Props, Please

Toys aren't the only thing you can bring to the shoot to keep kids engaged. As photographer and blogger Natalia Robert wrote on Expert Photography, "Having props on hand will ensure that there are options for entertaining the child." It's even better if said props are based on the child's actual interests, she explained, as familiar objects will make them feel more comfortable. Kids are familiar with and typically love animals, balloons, confetti, and cars, so you can go wrong if you stick to those themes.


Give Them A Job

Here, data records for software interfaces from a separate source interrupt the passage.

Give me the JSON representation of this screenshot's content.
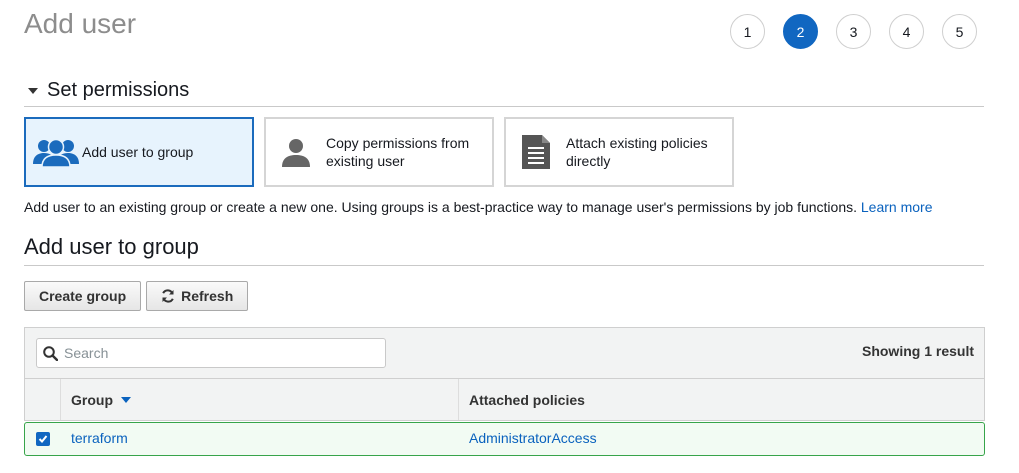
{
  "page": {
    "title": "Add user"
  },
  "steps": [
    "1",
    "2",
    "3",
    "4",
    "5"
  ],
  "active_step": "2",
  "permissions": {
    "title": "Set permissions",
    "options": [
      {
        "label": "Add user to group",
        "icon": "users-group-icon",
        "selected": true
      },
      {
        "label": "Copy permissions from existing user",
        "icon": "user-silhouette-icon",
        "selected": false
      },
      {
        "label": "Attach existing policies directly",
        "icon": "policy-document-icon",
        "selected": false
      }
    ],
    "description": "Add user to an existing group or create a new one. Using groups is a best-practice way to manage user's permissions by job functions.",
    "learn_more": "Learn more"
  },
  "group_section": {
    "title": "Add user to group",
    "create_group_label": "Create group",
    "refresh_label": "Refresh"
  },
  "table": {
    "search_placeholder": "Search",
    "search_value": "",
    "showing_text": "Showing 1 result",
    "columns": [
      "Group",
      "Attached policies"
    ],
    "rows": [
      {
        "group": "terraform",
        "attached_policies": "AdministratorAccess",
        "checked": true
      }
    ]
  },
  "colors": {
    "accent": "#1167c1",
    "link": "#0a62be",
    "selected_row_border": "#37a44a",
    "selected_option_bg": "#e7f3fd"
  }
}
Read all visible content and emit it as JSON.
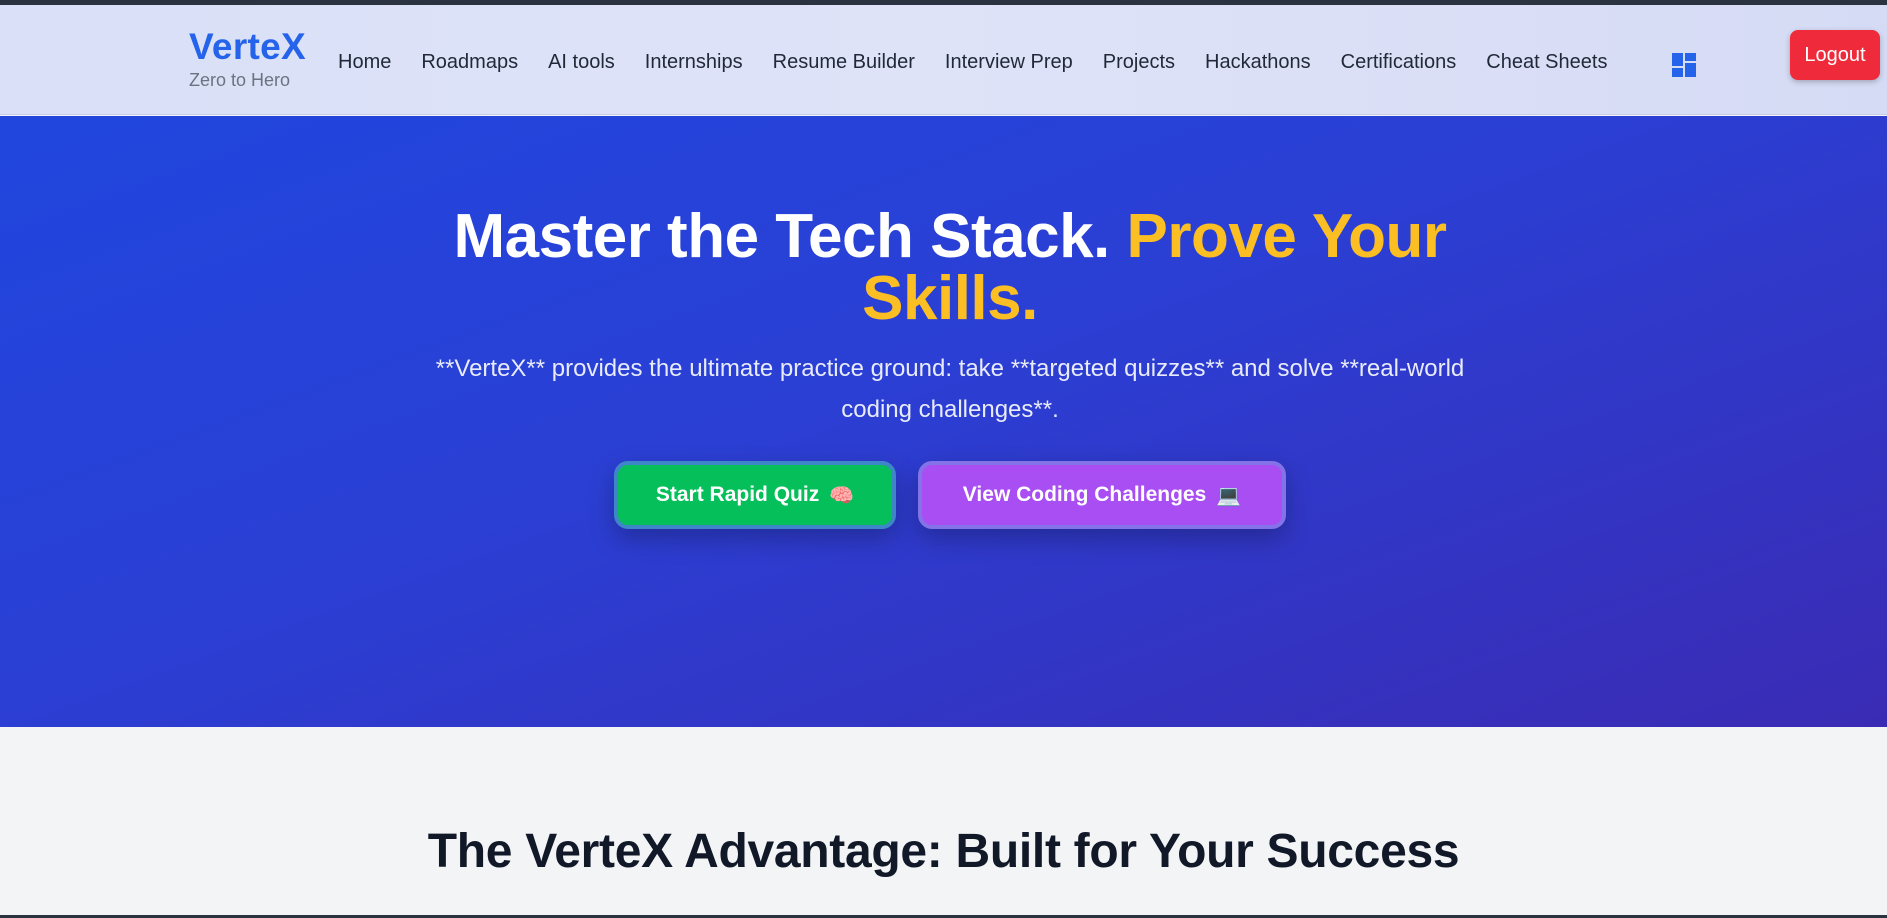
{
  "brand": {
    "name": "VerteX",
    "tagline": "Zero to Hero"
  },
  "nav": {
    "items": [
      {
        "label": "Home"
      },
      {
        "label": "Roadmaps"
      },
      {
        "label": "AI tools"
      },
      {
        "label": "Internships"
      },
      {
        "label": "Resume Builder"
      },
      {
        "label": "Interview Prep"
      },
      {
        "label": "Projects"
      },
      {
        "label": "Hackathons"
      },
      {
        "label": "Certifications"
      },
      {
        "label": "Cheat Sheets"
      }
    ],
    "dashboard_icon": "dashboard-icon",
    "logout_label": "Logout"
  },
  "hero": {
    "title_main": "Master the Tech Stack. ",
    "title_accent": "Prove Your Skills.",
    "subtitle": "**VerteX** provides the ultimate practice ground: take **targeted quizzes** and solve **real-world coding challenges**.",
    "primary_button": {
      "label": "Start Rapid Quiz",
      "emoji": "🧠"
    },
    "secondary_button": {
      "label": "View Coding Challenges",
      "emoji": "💻"
    }
  },
  "advantage": {
    "title": "The VerteX Advantage: Built for Your Success"
  },
  "colors": {
    "brand": "#2563eb",
    "accent": "#fbbf24",
    "logout": "#ef2b3b",
    "quiz_button": "#05c05a",
    "challenges_button": "#a84ef2"
  }
}
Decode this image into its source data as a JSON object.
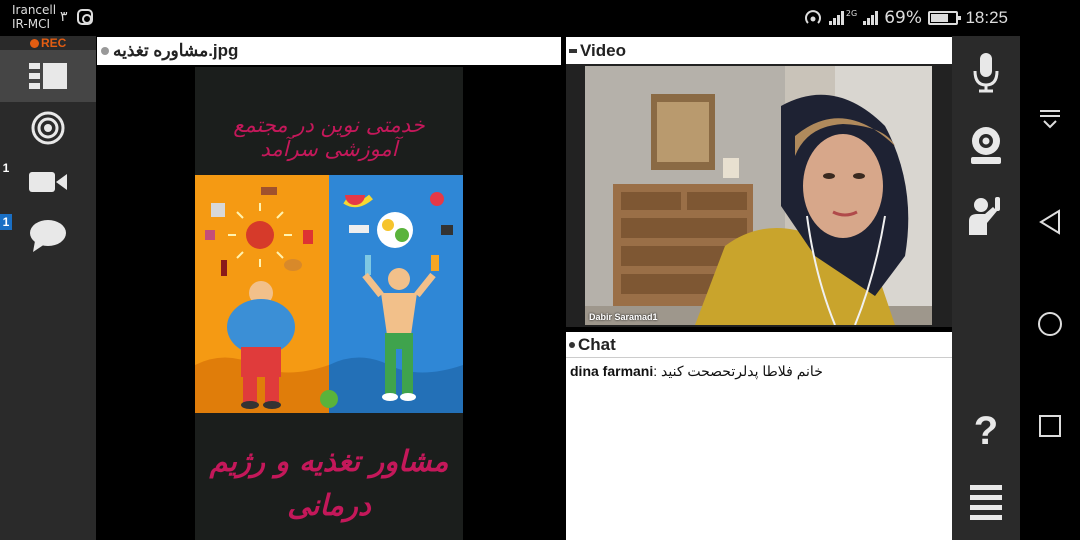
{
  "status_bar": {
    "carrier_line1": "Irancell",
    "carrier_line2": "IR-MCI",
    "carrier_digit": "۳",
    "network_label": "2G",
    "battery_percent": "69%",
    "battery_level": 0.69,
    "time": "18:25"
  },
  "sidebar": {
    "rec_label": "REC",
    "items": [
      {
        "icon": "layout-icon",
        "active": true
      },
      {
        "icon": "broadcast-icon"
      },
      {
        "icon": "camera-icon",
        "badge": "1"
      },
      {
        "icon": "chat-bubble-icon",
        "badge": "1"
      }
    ]
  },
  "presentation": {
    "filename": "مشاوره تغذیه.jpg",
    "poster_top_text": "خدمتی نوین در مجتمع آموزشی سرآمد",
    "poster_bottom_text": "مشاور تغذیه و رژیم درمانی",
    "colors": {
      "left": "#f59a13",
      "right": "#2f87d6",
      "text": "#c4185a"
    }
  },
  "video": {
    "title": "Video",
    "participant_name": "Dabir Saramad1"
  },
  "chat": {
    "title": "Chat",
    "messages": [
      {
        "author": "dina farmani",
        "text": "خانم  فلاطا پدلرتحصحت کنید"
      }
    ]
  },
  "right_toolbar": {
    "items": [
      "microphone-icon",
      "webcam-icon",
      "raise-hand-icon",
      "help-icon",
      "menu-icon"
    ],
    "help_label": "?"
  },
  "android_nav": {
    "items": [
      "notification-shade-icon",
      "back-icon",
      "home-icon",
      "recents-icon"
    ]
  }
}
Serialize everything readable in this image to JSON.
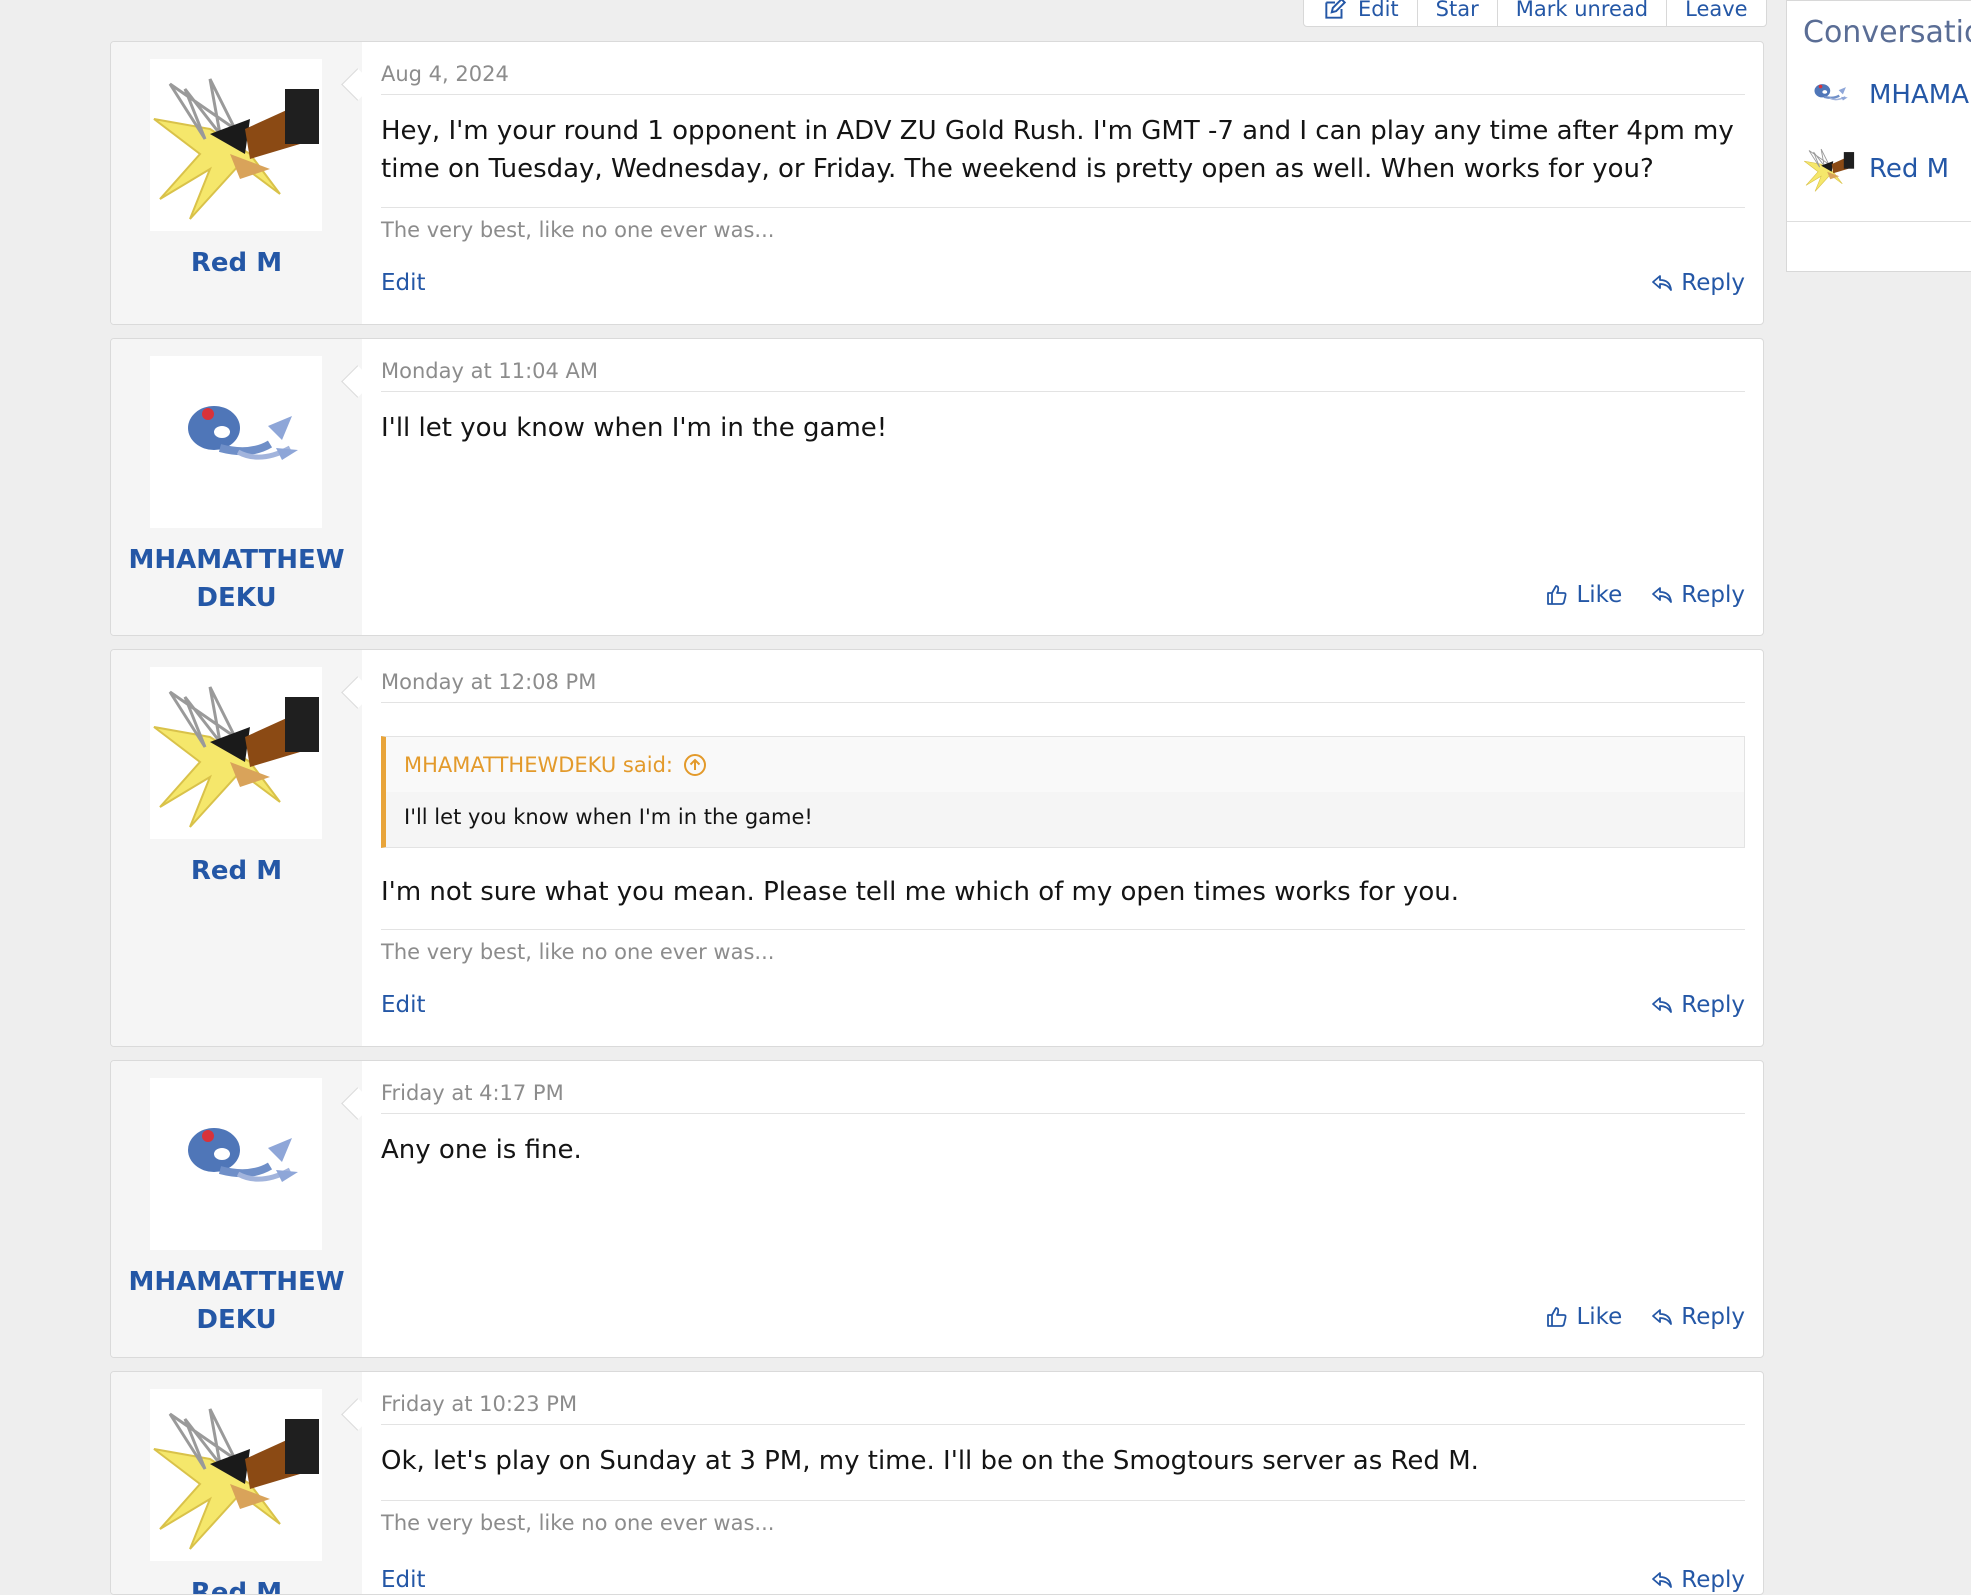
{
  "toolbar": {
    "edit_label": "Edit",
    "star_label": "Star",
    "mark_unread_label": "Mark unread",
    "leave_label": "Leave"
  },
  "sidebar": {
    "title": "Conversation",
    "participants": [
      {
        "name": "MHAMA"
      },
      {
        "name": "Red M"
      }
    ]
  },
  "messages": [
    {
      "date": "Aug 4, 2024",
      "author": "Red M",
      "text": "Hey, I'm your round 1 opponent in ADV ZU Gold Rush. I'm GMT -7 and I can play any time after 4pm my time on Tuesday, Wednesday, or Friday. The weekend is pretty open as well. When works for you?",
      "signature": "The very best, like no one ever was...",
      "edit_label": "Edit",
      "reply_label": "Reply"
    },
    {
      "date": "Monday at 11:04 AM",
      "author_line1": "MHAMATTHEW",
      "author_line2": "DEKU",
      "text": "I'll let you know when I'm in the game!",
      "like_label": "Like",
      "reply_label": "Reply"
    },
    {
      "date": "Monday at 12:08 PM",
      "author": "Red M",
      "quote_author": "MHAMATTHEWDEKU said:",
      "quote_text": "I'll let you know when I'm in the game!",
      "text": "I'm not sure what you mean. Please tell me which of my open times works for you.",
      "signature": "The very best, like no one ever was...",
      "edit_label": "Edit",
      "reply_label": "Reply"
    },
    {
      "date": "Friday at 4:17 PM",
      "author_line1": "MHAMATTHEW",
      "author_line2": "DEKU",
      "text": "Any one is fine.",
      "like_label": "Like",
      "reply_label": "Reply"
    },
    {
      "date": "Friday at 10:23 PM",
      "author": "Red M",
      "text": "Ok, let's play on Sunday at 3 PM, my time. I'll be on the Smogtours server as Red M.",
      "signature": "The very best, like no one ever was...",
      "edit_label": "Edit",
      "reply_label": "Reply"
    }
  ],
  "colors": {
    "link": "#2457a6",
    "quote_accent": "#e8a43a",
    "muted": "#8c8c8c",
    "page_bg": "#eeeeee"
  }
}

Anything you can do to make children feel like they are an active part of a project is a good move, and Czogallik thinks giving them a job is the best way to go about involving them. "That makes them feel important and they are more willing to cooperate," as they feel like their presence matters. Whether you have them hold a sign, say "1, 2, 3, cheese," or take a picture themselves, any kid will feel more invested in the shoot as a whole after you give them a role.